I’m supposed to know my old movies, and yet the instant I saw this photo I realized that not only had I never seen The Senator Was Indiscreet (1947) but until last night I’d never even heard of it. There are always good reasons why movies disappear and never return. I’m presuming that however pleasing it might have seemed to moviegoers in late 1947 and ’48, Senator probably plays like a creaky comedy of manners. Forget about today — it probably had no social resonance five or ten years after it opened. It is one of thousands of respected studio-era films that nobody (not even classic film buffs) gives a damn about today. History is always a merciless critic. Only the truly world-class, creme de la creme efforts are remembered a half-century later. Ask yourselves — among the nine or ten Best Picture contenders vying right now, which will be remembered in 2065? Trust me, only The Wolf of Wall Street, Inside Llewyn Davis and 12 Years A Slave.

Presumably taken sometime in late December of 1947, or just after The Senator Was Indiscreet opened.

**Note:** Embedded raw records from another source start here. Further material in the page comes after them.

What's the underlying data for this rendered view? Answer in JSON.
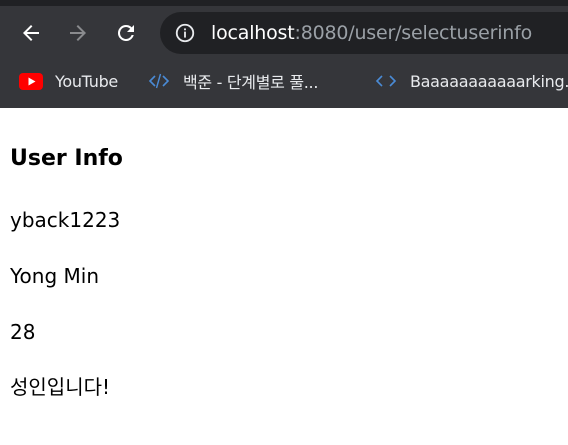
{
  "browser": {
    "url_host": "localhost",
    "url_rest": ":8080/user/selectuserinfo",
    "bookmarks": [
      {
        "label": "YouTube",
        "icon": "youtube-icon"
      },
      {
        "label": "백준 - 단계별로 풀...",
        "icon": "code-icon"
      },
      {
        "label": "Baaaaaaaaaaarking...",
        "icon": "code-icon"
      }
    ],
    "colors": {
      "toolbar": "#35363a",
      "omnibox": "#202124",
      "youtube_red": "#ff0000",
      "code_icon_blue": "#4a8bd6"
    }
  },
  "page": {
    "title": "User Info",
    "user_id": "yback1223",
    "user_name": "Yong Min",
    "user_age": "28",
    "message": "성인입니다!"
  }
}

George Sidney’s Cass Timberlane, another completely forgotten film that costarred Spencer Tracy and Lana Turner, was playing at Leows State.

The Senator Was Indiscreet (also know as Mr. Ashton Was Indiscreet) didn’t lack for pedigree in its day. The only film directed by esteemed playwright George S. Kaufman, it was produced by Nunnally Johnson and penned by legendary Front Page and Twentieth Century co-writer Charles McArthur, and William Powell‘s performance resulted in a Best Actor award from the New York Film Critics Circle.

Snapped sometime in March of 1943, or just after Clarence Brown’s The Human Comedy, which starred Mickey Rooney, has opened at the Astor.

Robert Wise’s The Day The Earth Stood Still opened at the Mayfair (Broadway and 47th) on 9.28.51.